Europe has been the central question of English politics for most of my nearly five decades of life. Throughout that time, it has consistently cut across conventional Left-Right lines, as it did in the vote last week. From our earliest involvement in Europe, figures such as Enoch Powell and then Roger Scruton made arguments against the E.U. based on notions of national sovereignty, history, and culture. On the Left, those like the late Tony Benn, doyen of unreconstructed socialists, pointed continually to the lack of democratic accountability of E.U. institutions. Both Left and Right Eurosceptics also raised repeated questions about administrative waste and corruption.
And behind it all was the obvious fact that the British had never voted for the Europe we now have. We had voted for little more than a free-trade zone. What we have is a legislative and administrative behemoth that aspires to be a transnational state. This Europe has never had a popular mandate—a point that has reinforced feelings of resentment and impotence as it has advanced across people’s lives like some giant, bureaucratic glacier.
The political part of the EU is illegitimate. The governed never consented. As for impregnating the EU lands with Muslims … that’s rape, isn’t it?
The demographics of the English part of the referendum were predictable. Those who have done well out of Europe—mainly the London metro-elite—tended to vote Remain. …such people benefit from globalization: For example, it gives them access to cheap and readily available foreign labor, to fancy designer goods, and to the professional freedom that comes from open markets and open borders.
Those who find the effects of globalization intimidating, who feel that their jobs and wages are threatened by free movement of labor and capital, and whose local ways of life are eroded by mass immigration, tended to vote Leave.

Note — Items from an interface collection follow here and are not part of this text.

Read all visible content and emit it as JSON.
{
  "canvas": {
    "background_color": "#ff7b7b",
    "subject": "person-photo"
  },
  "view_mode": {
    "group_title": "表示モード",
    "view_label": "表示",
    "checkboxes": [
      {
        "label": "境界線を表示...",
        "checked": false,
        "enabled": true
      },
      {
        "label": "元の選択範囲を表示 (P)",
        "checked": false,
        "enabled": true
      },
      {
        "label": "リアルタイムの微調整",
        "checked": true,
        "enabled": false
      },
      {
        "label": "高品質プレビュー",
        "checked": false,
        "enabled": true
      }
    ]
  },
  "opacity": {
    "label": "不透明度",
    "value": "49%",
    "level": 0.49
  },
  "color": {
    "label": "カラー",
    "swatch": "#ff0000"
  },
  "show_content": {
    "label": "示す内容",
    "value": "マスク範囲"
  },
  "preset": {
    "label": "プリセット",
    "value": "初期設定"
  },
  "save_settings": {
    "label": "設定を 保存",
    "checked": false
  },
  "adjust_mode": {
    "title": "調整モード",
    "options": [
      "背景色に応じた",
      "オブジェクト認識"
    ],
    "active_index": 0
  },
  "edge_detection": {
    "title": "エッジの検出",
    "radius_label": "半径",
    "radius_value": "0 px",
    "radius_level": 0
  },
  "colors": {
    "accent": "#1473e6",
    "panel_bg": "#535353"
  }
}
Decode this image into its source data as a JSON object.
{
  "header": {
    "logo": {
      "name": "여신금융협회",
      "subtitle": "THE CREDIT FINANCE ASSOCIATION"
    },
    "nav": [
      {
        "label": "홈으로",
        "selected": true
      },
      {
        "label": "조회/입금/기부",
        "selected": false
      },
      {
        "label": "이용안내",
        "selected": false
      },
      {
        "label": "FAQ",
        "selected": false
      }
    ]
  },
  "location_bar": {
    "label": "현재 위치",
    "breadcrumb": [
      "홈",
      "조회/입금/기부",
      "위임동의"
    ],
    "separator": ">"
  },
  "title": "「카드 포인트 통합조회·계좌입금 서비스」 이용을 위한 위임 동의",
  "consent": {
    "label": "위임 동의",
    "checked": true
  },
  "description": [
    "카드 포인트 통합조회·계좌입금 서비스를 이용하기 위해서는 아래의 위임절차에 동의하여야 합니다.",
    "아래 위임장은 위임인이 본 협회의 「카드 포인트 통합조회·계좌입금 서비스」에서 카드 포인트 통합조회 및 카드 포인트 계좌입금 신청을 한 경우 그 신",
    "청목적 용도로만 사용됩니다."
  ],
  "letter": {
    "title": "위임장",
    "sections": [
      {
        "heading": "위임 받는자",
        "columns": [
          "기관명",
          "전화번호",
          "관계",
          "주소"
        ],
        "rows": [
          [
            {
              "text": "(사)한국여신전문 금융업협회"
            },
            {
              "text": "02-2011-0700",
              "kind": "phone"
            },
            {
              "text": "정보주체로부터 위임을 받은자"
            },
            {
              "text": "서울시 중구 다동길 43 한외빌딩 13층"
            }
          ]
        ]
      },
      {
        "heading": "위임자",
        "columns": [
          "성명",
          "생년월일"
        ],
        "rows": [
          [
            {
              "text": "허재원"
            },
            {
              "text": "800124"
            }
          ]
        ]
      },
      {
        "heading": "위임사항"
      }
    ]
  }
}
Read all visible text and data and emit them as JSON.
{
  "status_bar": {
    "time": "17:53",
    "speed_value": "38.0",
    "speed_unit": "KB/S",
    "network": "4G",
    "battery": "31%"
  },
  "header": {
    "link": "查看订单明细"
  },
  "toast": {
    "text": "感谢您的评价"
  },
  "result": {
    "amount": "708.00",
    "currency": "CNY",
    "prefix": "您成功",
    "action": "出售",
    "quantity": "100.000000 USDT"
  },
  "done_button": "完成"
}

That makes sense. People usually vote their economic self interest.
hat-tip Stephen Neil